In addition, dolphins are obviously much better at working underwater than humans, said Mike Fedak, a marine mammal biologist at the University of St. Andrews in Fife, Scotland. Dolphins "cover a lot of ground fast… are very bright, very adaptable, and extremely trainable," he said, adding up to a package the Navy has found hard to resist.

Dolphins, however, are not the only marine mammals currently stationed in the gulf. Navy-trained California sea lions were also shipped in from San Diego prior to the conflict.

While the animals lack sonar, they do posses superb directional underwater hearing and the ability to see in near-darkness. Sea lions are used by the Navy to retrieve submerged objects, and have also been trained to locate enemy divers, attach restraint devices or markers, and make a speedy getaway.

Dangerous Mission?

Although dolphins were used in the U.S. military exercise operation "Blue Game" to clear practice mines off the coast of Norway in 2001, this is the first time they have been deployed in a real war situation. The Navy developed the method of using dolphins to locate mines in the mid-1980s, but has been training marine mammals—including beluga, pilot and killer whales—for a variety of tasks since the 1960s.

Dolphins have also been used to detect enemy swimmers and divers, and potentially, to attach markers. The swimmer defense system was deployed in Vietnam in the early 1970s and also in the Persian Gulf during the Iran/Iraq war of the late 1980s.

According to the Navy, dolphins and human divers are recovered and removed from the area before "target neutralization" of mines, if required, occurs. Though using dolphins for mine detection might seem a risky activity, the Navy argues the animals are unlikely to be hurt.

Sea mines are specifically set up not to detonate when dolphins, sharks and other fishes swim by, said Lapuzza, "otherwise they'd be going off all the time." The mines, which pick up magnetic signals, detonate when a large mass of metal—such as a naval vessel—passes overhead, he said.

However, some organizations disagree with the Navy's assessment of the risks involved. "We believe that our troops deserve the very best defense possible, but this isn't it," said Stephanie Boyles, Wildlife Biologist at the People For Ethical Treatment of Animals, a lobbying group in Norfolk, Virginia.

Boyles argues that though the animals are perfectly capable of performing the tasks, they are so intelligent and free-willed that they sometimes choose not to. "You can't have that kind of subordination in a life or death situation, " she said. "The dolphins have no idea that lives will be lost if they fail to perform a task properly… [Therefore] the U.S. military is putting them in harm's way," said Boyles.

Dolphins are just as reliable as drug-sniffing dogs and guard dogs, said Au. Over 30 years and many hundreds of thousands of instances of releasing dolphins, untethered, to locate dummy mines in the open ocean, no more than seven animals have failed to return to their handlers, according to Navy figures.

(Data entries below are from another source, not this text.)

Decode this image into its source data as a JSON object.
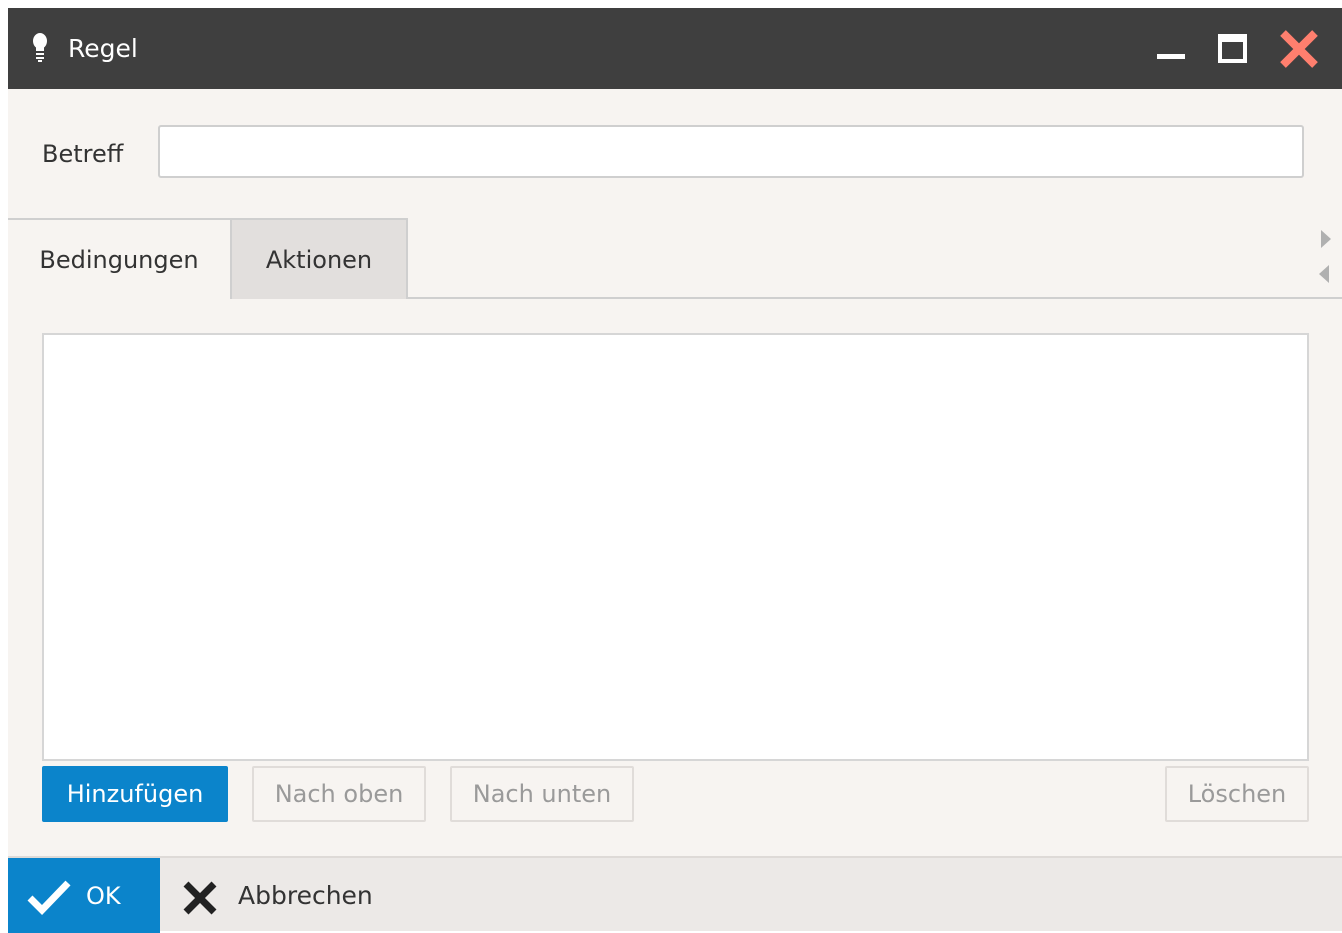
{
  "window": {
    "title": "Regel",
    "icon": "lightbulb-icon",
    "controls": [
      "minimize-icon",
      "maximize-icon",
      "close-icon"
    ],
    "close_color": "#ff7f6e"
  },
  "form": {
    "subject_label": "Betreff",
    "subject_value": ""
  },
  "tabs": [
    {
      "label": "Bedingungen",
      "active": true
    },
    {
      "label": "Aktionen",
      "active": false
    }
  ],
  "list": {
    "items": []
  },
  "list_actions": {
    "add_label": "Hinzufügen",
    "up_label": "Nach oben",
    "down_label": "Nach unten",
    "delete_label": "Löschen"
  },
  "footer": {
    "ok_label": "OK",
    "cancel_label": "Abbrechen"
  },
  "colors": {
    "accent": "#0b84cb",
    "titlebar": "#3f3f3f"
  }
}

Next week, National Geographic News will publish a story about the dogs of war. Please see the related stories links below for how the military is turning to nature to look for the next generation of secret weapons.

More Iraq Stories from National Geographic News
National Geographic News: Iraq
Humanitarian Crisis Looming for Iraq, Aid Workers Warn
National Geographic TV Reporter Embedded in Iraq
Dogs of War: Inside the U.S. Military's Canine Corps
Iraq Conflict: Following the "Laws of War"?
Dolphins Deployed as Undersea Agents in Iraq
Geography Shapes Nature of War in Iraq
Iraq War Threatens Ancient Treasures
Photographer Tells of Iraqi Kurds "In Agony"
Iraq Expert Predicts "Problems of Control"

More National Geographic Iraq resources:
Hot Spot: Iraq
History and Culture Guide
Maps and Geography

© 1996-2008 National Geographic Society. All rights reserved.